A few years of good rain were followed by many with none. “The rain follows the plow” was an effective advertising gimmick but not reality. Instead, year after year the dust was pulled from the ground by the never-ending wind. Sun-parched​ soil, grasshoppers, fire, and blizzards that suffocated cattle were all part of their life.  It drove many mad, especially the women who couldn’t keep the dust off anything, including their infants. Then hope would return with the rain, but it never stayed. 


As conditions reached the point that settlers knew they could not continue,​ they abandoned it all.  The ghosts of houses still standing give testament to the hopes, dreams and never-ending work that were blown away by the wind.

One night I camped on the prairie.

Pawnee Grasslands near Greeley, COPawnee Grasslands near Greeley, CO

 I saw no lights except the sun, the moon and the stars.  The sunset and sunrise were among the best I’ve witnessed as they turned the world around me to gold.  

The sounds of coyotes at night andthe sight of  ​a Pronghorn Antelope looking down at me from a small rise in the morning were surreal.  So, I sat at the edge of a Prairie Dog town that had been decimated  by Prairie Dog plague, Pawnee Grasslands near Greeley, COPawnee Grasslands near Greeley, CO  and watched the families of Burrowing Owls and the few remaining Prairie Dogs.  I hid behind tumbleweed that had piled up against a fence and was soon ignored by the Prairie Dogs 

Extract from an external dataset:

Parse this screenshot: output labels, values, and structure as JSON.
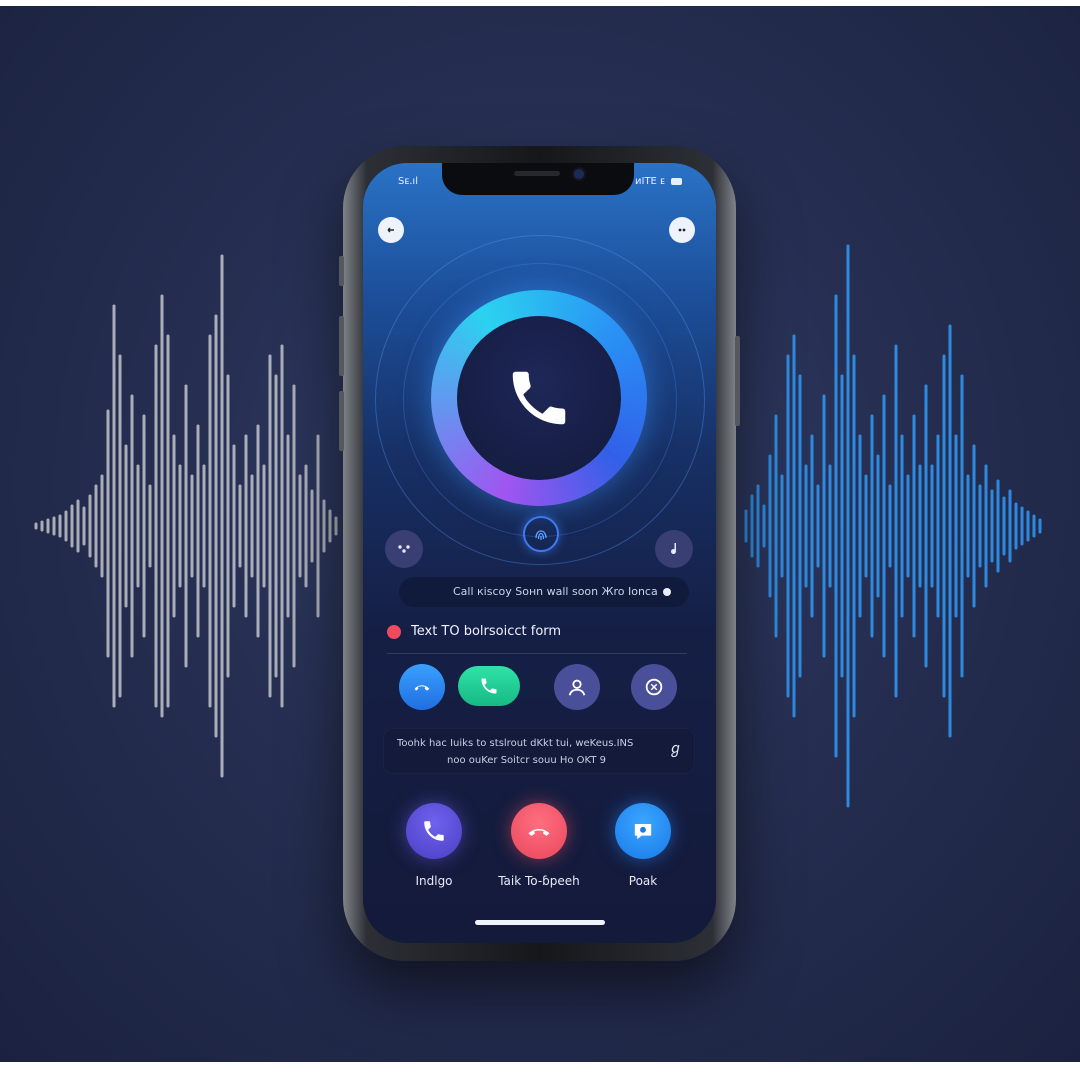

and Burrowing Owls. Unfortunately the biting flies and red ants still found me.  I watched as adult and young owls interacted with each other. I watched adult owls fly up and grab insects to bring back to feed their hungry, noisy owlets. 

Adult Burrowing OwlAdult Burrowing Owl

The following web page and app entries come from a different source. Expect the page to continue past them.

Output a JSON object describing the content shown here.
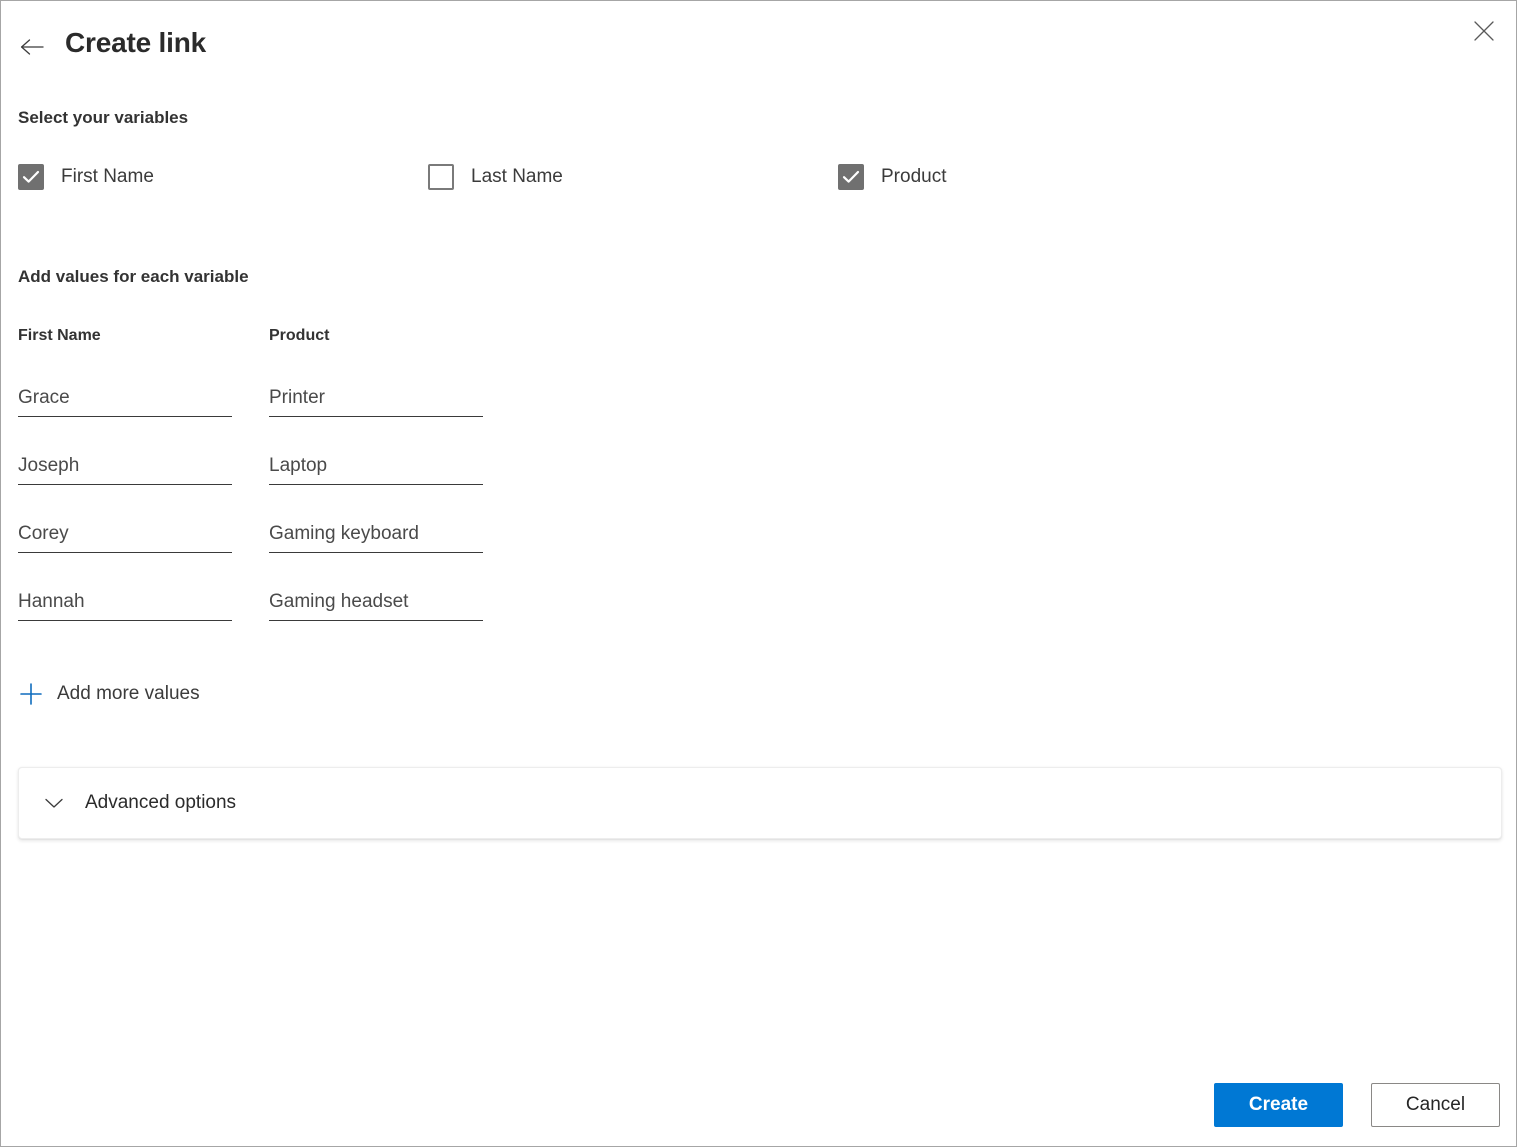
{
  "window": {
    "title": "Create link",
    "back_icon": "arrow-left-icon",
    "close_icon": "close-icon"
  },
  "variables_section": {
    "heading": "Select your variables",
    "items": [
      {
        "label": "First Name",
        "checked": true
      },
      {
        "label": "Last Name",
        "checked": false
      },
      {
        "label": "Product",
        "checked": true
      }
    ]
  },
  "values_section": {
    "heading": "Add values for each variable",
    "columns": [
      {
        "header": "First Name",
        "values": [
          "Grace",
          "Joseph",
          "Corey",
          "Hannah"
        ]
      },
      {
        "header": "Product",
        "values": [
          "Printer",
          "Laptop",
          "Gaming keyboard",
          "Gaming headset"
        ]
      }
    ],
    "add_more_label": "Add more values",
    "add_more_icon": "plus-icon"
  },
  "advanced_options": {
    "label": "Advanced options",
    "icon": "chevron-down-icon",
    "expanded": false
  },
  "footer": {
    "create_label": "Create",
    "cancel_label": "Cancel"
  },
  "colors": {
    "accent": "#0078d4",
    "checkbox_checked": "#707070",
    "text_primary": "#2b2b2b",
    "text_secondary": "#4a4a4a",
    "border": "#a6a6a6"
  }
}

Later I wondered about the plague, as there was such a difference from New Mexico’s towns of 100 or more and Colorado’s towns of less than a dozen.  Google informed me that this is the exact strain of Bubonic Plague that is believed to be the cause of the Black Death that swept through Asia, Europe and Africa in the 14th century and killed an estimated 50 million people. I learned that, even now, people, who have been bitten by infected fleas could contract Bubonic Plague. 

Fortunately, modern antibiotics work for the vast majority of patients.  ​I will admit I had a bit of a panic attack at that information. 

As I arrived at a new National Grasslands, I stopped by ranger stations and told them I was looking for Prairie Dog towns so I could observe them and Burrowing Owls.  They all talked about the plague but not one mentioned the possibility of being infected by a shared flea.  Maybe they haven’t come across many people who want to sit in the middle of the town and just watch.

But, sit among burrows and all the little bugs, I did. Were any of them fleas?  Happily, I am now long past the 3-7 days that would result in symptoms of illness so I won’t be adding that to my adventure stories! 



Tina Nauman 

August 2016






tinanauman@gmail.com (Tina Nauman) Blanca Burrowing Dog Nauman Owls Pawnee Prairie Rita Tina grasslands machine time https://tinanauman.zenfolio.com/blog/2016/8/time-on-the-prairie Thu, 11 Aug 2016 02:11:45 GMT